The festival is free and open to Ivy Tech students, employees, and the general public!

More information on the Edible Book Festival webpage.

What is on the menu:

12:00 pm – 1:00 pm Viewing of Edible Books. Refreshments available.
1:00 pm – 2:00 pm Eating of Edible Books.
12:50 pm Announcements and Acknowledgements. People’s Choice Awards.
1:45 pm Announcement of the Best Tasting Entry Award.
12:00 pm – 2:00 pm Face painting and food bracelet making.

 

Public Domain Day 2019

On January 1st 2019, works copyrighted in 1923 entered the public domain! This is the first “Public Domain Day” since Congress extended copyright in 1998. Books, films, and sheet music copyrighted that year in the United States are now free to use without seeking permission or paying fees. (Only the 1923 editions, if there are later copyrighted editions! Librarians call this the 1923 manifestation of a work.)

Duke University’s Center for the Study of the Public Domain has a detailed explanation and a list of some notable items that have “gone public.” They may be worth considering for course or research project materials. HathiTrust already has released over 20,000 books and scientific reports copyrighted in 1923.

Some works from 1923 are startlingly out of touch with current values. The full lyrics of “Yes! We Have No Bananas” – a song refrain my family has sung for years – reveal it is an ethnic caricature. Songs making fun of ethnic groups were popular in the 1920s. The Library of Congress has more examples, plus curricula for teaching about them and about attitudes towards immigrants. As upsetting as such materials may be, having them publicly available is important to understanding our current social climate.

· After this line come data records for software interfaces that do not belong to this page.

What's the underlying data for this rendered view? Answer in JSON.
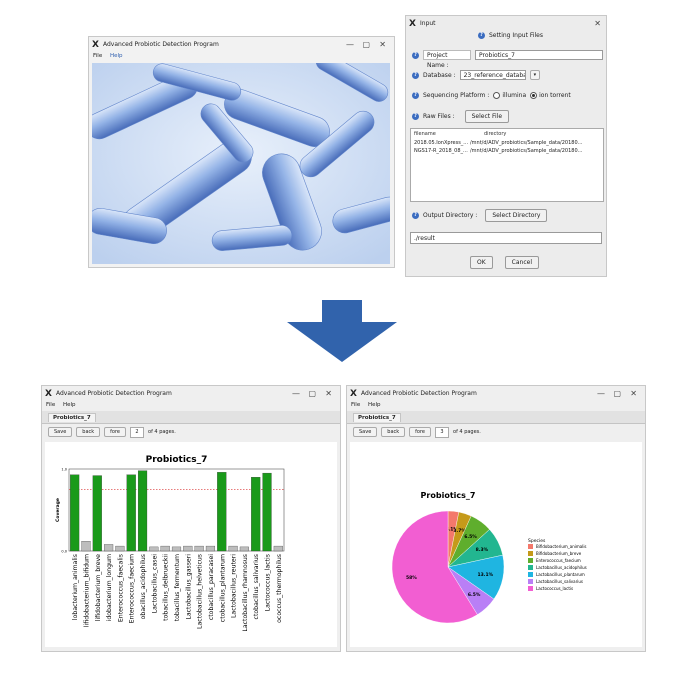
{
  "top_left_window": {
    "title": "Advanced Probiotic Detection Program",
    "menu": [
      "File",
      "Help"
    ],
    "window_controls": [
      "—",
      "▢",
      "✕"
    ]
  },
  "input_dialog": {
    "title": "Input",
    "close": "✕",
    "header": "Setting Input Files",
    "project_label": "Project Name :",
    "project_value": "Probiotics_7",
    "database_label": "Database :",
    "database_value": "23_reference_database",
    "platform_label": "Sequencing Platform :",
    "platform_options": [
      "illumina",
      "ion torrent"
    ],
    "platform_selected": "ion torrent",
    "raw_files_label": "Raw Files :",
    "select_file_button": "Select File",
    "files_header": {
      "filename": "filename",
      "directory": "directory"
    },
    "files": [
      {
        "filename": "2018.05.IonXpress_...",
        "directory": "/mnt/d/ADV_probiotics/Sample_data/20180..."
      },
      {
        "filename": "NGS17-R_2018_08_...",
        "directory": "/mnt/d/ADV_probiotics/Sample_data/20180..."
      }
    ],
    "output_label": "Output Directory :",
    "select_directory_button": "Select Directory",
    "output_value": "./result",
    "ok_button": "OK",
    "cancel_button": "Cancel"
  },
  "bottom_left_window": {
    "title": "Advanced Probiotic Detection Program",
    "menu": [
      "File",
      "Help"
    ],
    "tab": "Probiotics_7",
    "save": "Save",
    "back": "back",
    "fore": "fore",
    "page_value": "2",
    "page_suffix": "of 4 pages."
  },
  "bottom_right_window": {
    "title": "Advanced Probiotic Detection Program",
    "menu": [
      "File",
      "Help"
    ],
    "tab": "Probiotics_7",
    "save": "Save",
    "back": "back",
    "fore": "fore",
    "page_value": "3",
    "page_suffix": "of 4 pages."
  },
  "chart_data": [
    {
      "type": "bar",
      "title": "Probiotics_7",
      "ylabel": "Coverage",
      "ylim": [
        0,
        1.0
      ],
      "yticks": [
        "0.0",
        "1.0"
      ],
      "reference_line": 0.75,
      "reference_color": "#e05050",
      "bar_color": "#1a9a1a",
      "low_bar_color": "#bdbdbd",
      "categories": [
        "Bifidobacterium_animalis",
        "Bifidobacterium_bifidum",
        "Bifidobacterium_breve",
        "Bifidobacterium_longum",
        "Enterococcus_faecalis",
        "Enterococcus_faecium",
        "Lactobacillus_acidophilus",
        "Lactobacillus_casei",
        "Lactobacillus_delbrueckii",
        "Lactobacillus_fermentum",
        "Lactobacillus_gasseri",
        "Lactobacillus_helveticus",
        "Lactobacillus_paracasei",
        "Lactobacillus_plantarum",
        "Lactobacillus_reuteri",
        "Lactobacillus_rhamnosus",
        "Lactobacillus_salivarius",
        "Lactococcus_lactis",
        "Streptococcus_thermophilus"
      ],
      "visible_labels": [
        "lobacterium_animalis",
        "lifidobacterium_bifidum",
        "lifidobacterium_breve",
        "idobacterium_longum",
        "Enterococcus_faecalis",
        "Enterococcus_faecium",
        "obacillus_acidophilus",
        "Lactobacillus_casei",
        "tobacillus_delbrueckii",
        "tobacillus_fermentum",
        "Lactobacillus_gasseri",
        "Lactobacillus_helveticus",
        "ctobacillus_paracasei",
        "ctobacillus_plantarum",
        "Lactobacillus_reuteri",
        "Lactobacillus_rhamnosus",
        "ctobacillus_salivarius",
        "Lactococcus_lactis",
        "ococcus_thermophilus"
      ],
      "values": [
        0.93,
        0.12,
        0.92,
        0.08,
        0.06,
        0.93,
        0.98,
        0.05,
        0.06,
        0.05,
        0.06,
        0.06,
        0.06,
        0.96,
        0.06,
        0.05,
        0.9,
        0.95,
        0.06
      ]
    },
    {
      "type": "pie",
      "title": "Probiotics_7",
      "legend_title": "Species",
      "legend_position": "right",
      "slices": [
        {
          "label": "Bifidobacterium_animalis",
          "value": 3.1,
          "color": "#f4786b",
          "text": "3.1%"
        },
        {
          "label": "Bifidobacterium_breve",
          "value": 3.7,
          "color": "#c59a1a",
          "text": "3.7%"
        },
        {
          "label": "Enterococcus_faecium",
          "value": 6.5,
          "color": "#5fae2d",
          "text": "6.5%"
        },
        {
          "label": "Lactobacillus_acidophilus",
          "value": 8.3,
          "color": "#22b690",
          "text": "8.3%"
        },
        {
          "label": "Lactobacillus_plantarum",
          "value": 13.1,
          "color": "#1fb5e1",
          "text": "13.1%"
        },
        {
          "label": "Lactobacillus_salivarius",
          "value": 6.5,
          "color": "#b97ff6",
          "text": "6.5%"
        },
        {
          "label": "Lactococcus_lactis",
          "value": 58.8,
          "color": "#f25ed2",
          "text": "58%"
        }
      ]
    }
  ]
}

A librarian can help you locate public domain materials, and answer your copyright questions. Here’s to many happy returns of Public Domain Day!

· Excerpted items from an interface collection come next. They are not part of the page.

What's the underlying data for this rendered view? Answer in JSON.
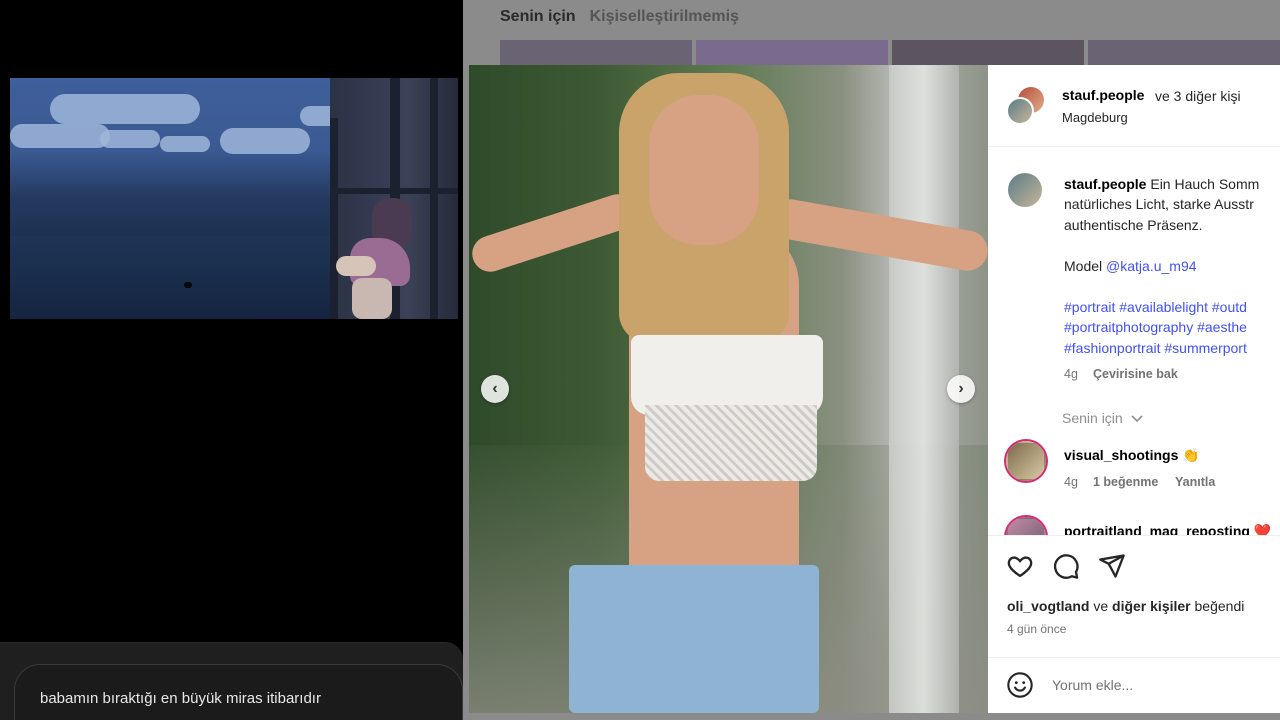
{
  "background_feed": {
    "tabs": [
      {
        "label": "Senin için",
        "active": true
      },
      {
        "label": "Kişiselleştirilmemiş",
        "active": false
      }
    ]
  },
  "video_overlay": {
    "chat_message": "babamın bıraktığı en büyük miras itibarıdır"
  },
  "post": {
    "header": {
      "username": "stauf.people",
      "collab_text": "ve 3 diğer kişi",
      "location": "Magdeburg"
    },
    "caption": {
      "username": "stauf.people",
      "lines": [
        "Ein Hauch Somm",
        "natürliches Licht, starke Ausstr",
        "authentische Präsenz."
      ],
      "model_label": "Model",
      "model_mention": "@katja.u_m94",
      "hashtag_lines": [
        "#portrait #availablelight #outd",
        "#portraitphotography #aesthe",
        "#fashionportrait #summerport"
      ],
      "age": "4g",
      "translate": "Çevirisine bak"
    },
    "comments_filter": "Senin için",
    "comments": [
      {
        "username": "visual_shootings",
        "emoji": "👏",
        "age": "4g",
        "likes": "1 beğenme",
        "reply": "Yanıtla"
      },
      {
        "username": "portraitland_mag_reposting",
        "emoji": "❤️"
      }
    ],
    "likes_summary": {
      "user": "oli_vogtland",
      "connector": "ve",
      "others": "diğer kişiler",
      "suffix": "beğendi"
    },
    "time_ago": "4 gün önce",
    "comment_placeholder": "Yorum ekle..."
  },
  "icons": [
    "chevron-left-icon",
    "chevron-right-icon",
    "heart-icon",
    "comment-icon",
    "share-icon",
    "emoji-icon",
    "chevron-down-icon"
  ],
  "colors": {
    "link": "#4150f7",
    "story_ring": "#d62976"
  }
}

Favorite Fast Food Poll Results

We ran a Favorite Fast Food Poll next to the entrance area of the library for two weeks, to mark Fast Food Day on November 16th. Here are the results and analysis.

There were 5 total votes for McDonald’s items, so that was the favorite restaurant. There were 2 votes each for items from Arby’s and from Chipotle. The other establishments included a local, Salsa Grille; plus Chick-fil-A, Pizza Hut, and Panera Bread.

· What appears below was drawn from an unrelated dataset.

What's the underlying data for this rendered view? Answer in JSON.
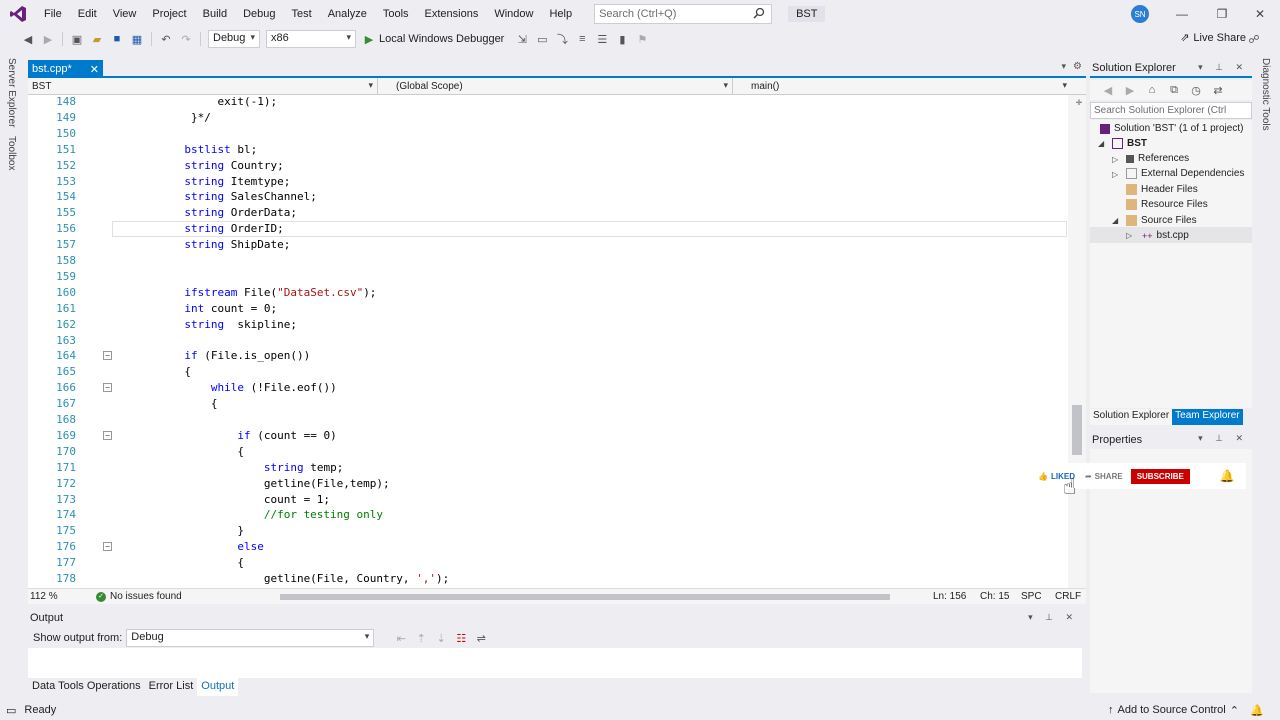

In terms of the favorite food item, there were 3 votes for fries, and 3 for Mexican items. Beef and chicken were even with 2 votes for burgers and 2 for chicken items.

Below are the raw data tabulated. Thank you to all who participated!

Further research is needed to resolve the question: Should anything including broccoli count as a fast food?

McDonald’s  Fries
McDonald’s  Fries
McDonald’s  Big Mac
McDonald’s  Chicken Nuggets w/ Sweet & Sour sauce
McDonald’s  Quarter Pounder w/ Cheese
Arby’s  Curly fries
Arby’s  Jalapeno bites
Chipotle  Chipotle bowl
Chipotle  Everything burrito
Salsa Grill  Taco salad bowl
Chick-fil-A  Spicy chicken sandwich
Pizza Hut  Large pepperoni pizza w/ extra cheese
Panera Bread  Broccoli soup